In Vivo Characterization of 3D Bone Repair Scaffolds with Controlled Architectures Fabricated Via Rapid Prototyping Techniques


T. Dutta Roy1, J.L. Simon2,3, H.A. Beam4, E.D. Rekow5, J.L. Ricci5, V.P. Thompson5, J.R. Parsons2,3


1Biomaterials Group, Polymers Division, MSEL, NIST

2Dept. of Orthopaedics, UMDNJ-New Jersey Medical School, Newark, NJ

3Dept. of Biomedical Engineering, Rutgers University, Piscataway, NJ

4Xylos Corporation, Langhorne, PA

5New York University College of Dentistry, New York, NY


            This proof-of-concept study analyzed the in vivo performance of 3D bone repair scaffolds fabricated using the TheriFormTM (Therics, Inc., Princeton, NJ) rapid prototyping process.  These scaffolds were implanted bilaterally into rabbit calvarial defects and analyzed at 4, 8, and 16-week timepoints.  The bone repair scaffolds contained architectures with engineered macroscopic channels and a controlled range of pore sizes for promotion of new bone ingrowth.  Scaffolds were fabricated from different biocompatible materials: a composite of 80 % mass fraction of poly(lactide-co-glycolide) [PLG] polymer and 20% mass fraction of b-tricalcium phosphate (b-TCP) ceramic, and sintered hydroxyapatite (HA) ceramic. 

            Bone repair scaffolds with engineered macroscopic channels had a higher percentage of new bone area compared to scaffolds without channels and to unfilled controls.  An interesting finding was that the scaffolds with engineered macroscopic channels had similar percentages of new bone area compared to autograft-filled control defects, suggesting that their performance was comparable to the “gold standard” material for bone grafting.  An unexpected finding was the consistently unusually large amounts of new bone within the small pores of the HA scaffolds.  It is generally accepted that the minimum scaffold pore size for new bone ingrowth is 100 μm, while the HA scaffolds contained pores less than 20 μm in size.  This demonstrated that the TheriFormTM scaffold fabrication process, along with the right choice of biocompatible material, can create a favorable scaffold environment, both physically and biologically, for osteoblasts to proliferate and differentiate into mature bone. 

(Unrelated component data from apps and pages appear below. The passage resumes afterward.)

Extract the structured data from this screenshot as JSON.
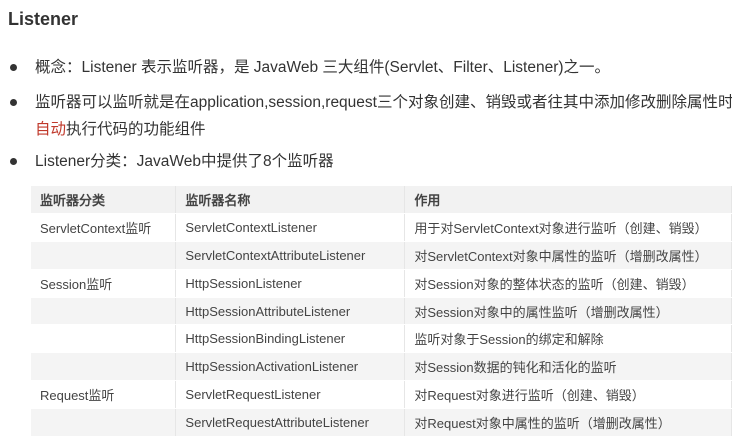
{
  "title": "Listener",
  "bullets": [
    {
      "text": "概念：Listener 表示监听器，是 JavaWeb 三大组件(Servlet、Filter、Listener)之一。"
    },
    {
      "before": "监听器可以监听就是在application,session,request三个对象创建、销毁或者往其中添加修改删除属性时",
      "highlight": "自动",
      "after": "执行代码的功能组件"
    },
    {
      "text": "Listener分类：JavaWeb中提供了8个监听器"
    }
  ],
  "highlight_color": "#c0392b",
  "table": {
    "headers": [
      "监听器分类",
      "监听器名称",
      "作用"
    ],
    "rows": [
      [
        "ServletContext监听",
        "ServletContextListener",
        "用于对ServletContext对象进行监听（创建、销毁）"
      ],
      [
        "",
        "ServletContextAttributeListener",
        "对ServletContext对象中属性的监听（增删改属性）"
      ],
      [
        "Session监听",
        "HttpSessionListener",
        "对Session对象的整体状态的监听（创建、销毁）"
      ],
      [
        "",
        "HttpSessionAttributeListener",
        "对Session对象中的属性监听（增删改属性）"
      ],
      [
        "",
        "HttpSessionBindingListener",
        "监听对象于Session的绑定和解除"
      ],
      [
        "",
        "HttpSessionActivationListener",
        "对Session数据的钝化和活化的监听"
      ],
      [
        "Request监听",
        "ServletRequestListener",
        "对Request对象进行监听（创建、销毁）"
      ],
      [
        "",
        "ServletRequestAttributeListener",
        "对Request对象中属性的监听（增删改属性）"
      ]
    ]
  }
}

            Work here at NIST in the Biomaterials Group involves the in vitro analysis of various polymer scaffolds made by rapid prototyping, which are being considered as reference scaffolds for tissue engineering.  Specifically, the differences in the mechanisms of osteoblast adhesion on these scaffolds compared to 2D polymeric surfaces are currently being studied.  Differences in migration, proliferation, and differentiation on these scaffolds compared to 2D surfaces will also be studied. 


Post-Doc: Tithi Dutta Roy

Mentor: Francis Wang

Division: Polymers

Laboratory: Materials Science and Engineering Laboratory (MSEL)

Address: Room A107, Building 224

Mail Stop: 8543

Telephone: 6747

Fax: 4977


Sigma Xi member: No

Category: Biotechnology and Biology, Materials